(Task details) Every line with the string "handle" must be copied from the entries below.

(Supplied data)

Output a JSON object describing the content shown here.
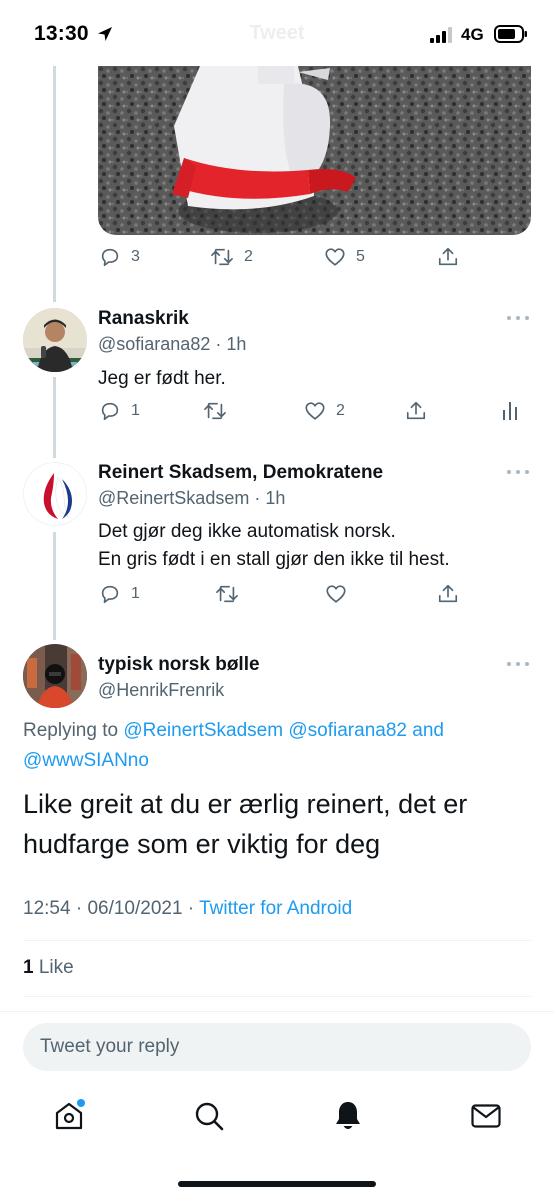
{
  "status_bar": {
    "time": "13:30",
    "network": "4G",
    "faded_title": "Tweet"
  },
  "colors": {
    "accent": "#1d9bf0",
    "text_primary": "#0f1419",
    "text_secondary": "#536471",
    "thread_line": "#cfd9de",
    "divider": "#eff3f4"
  },
  "parent_tweet": {
    "media_alt": "photo of a white megaphone with a red strap on gravel",
    "reply_count": "3",
    "retweet_count": "2",
    "like_count": "5",
    "icons": [
      "reply-icon",
      "retweet-icon",
      "like-icon",
      "share-icon"
    ]
  },
  "replies": [
    {
      "display_name": "Ranaskrik",
      "handle": "@sofiarana82",
      "time": "· 1h",
      "text_lines": [
        "Jeg er født her."
      ],
      "reply_count": "1",
      "retweet_count": "",
      "like_count": "2",
      "icons": [
        "reply-icon",
        "retweet-icon",
        "like-icon",
        "share-icon",
        "analytics-icon"
      ]
    },
    {
      "display_name": "Reinert Skadsem, Demokratene",
      "handle": "@ReinertSkadsem",
      "time": "· 1h",
      "text_lines": [
        "Det gjør deg ikke automatisk norsk.",
        "En gris født i en stall gjør den ikke til hest."
      ],
      "reply_count": "1",
      "retweet_count": "",
      "like_count": "",
      "icons": [
        "reply-icon",
        "retweet-icon",
        "like-icon",
        "share-icon"
      ]
    }
  ],
  "focused_tweet": {
    "display_name": "typisk norsk bølle",
    "handle": "@HenrikFrenrik",
    "replying_prefix": "Replying to ",
    "mention_1": "@ReinertSkadsem",
    "mention_2": "@sofiarana82",
    "mention_joiner": " and",
    "mention_3": "@wwwSIANno",
    "text": "Like greit at du er ærlig reinert, det er hudfarge som er viktig for deg",
    "time": "12:54",
    "separator": " · ",
    "date": "06/10/2021",
    "source": "Twitter for Android",
    "like_count": "1",
    "like_label": " Like"
  },
  "reply_bar": {
    "placeholder": "Tweet your reply"
  },
  "tab_bar": {
    "tabs": [
      "home-icon",
      "search-icon",
      "notifications-icon",
      "messages-icon"
    ],
    "home_has_notification_dot": true
  }
}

(Answer to this exercise)
      "handle": "@sofiarana82",
      "handle": "@ReinertSkadsem",
    "handle": "@HenrikFrenrik",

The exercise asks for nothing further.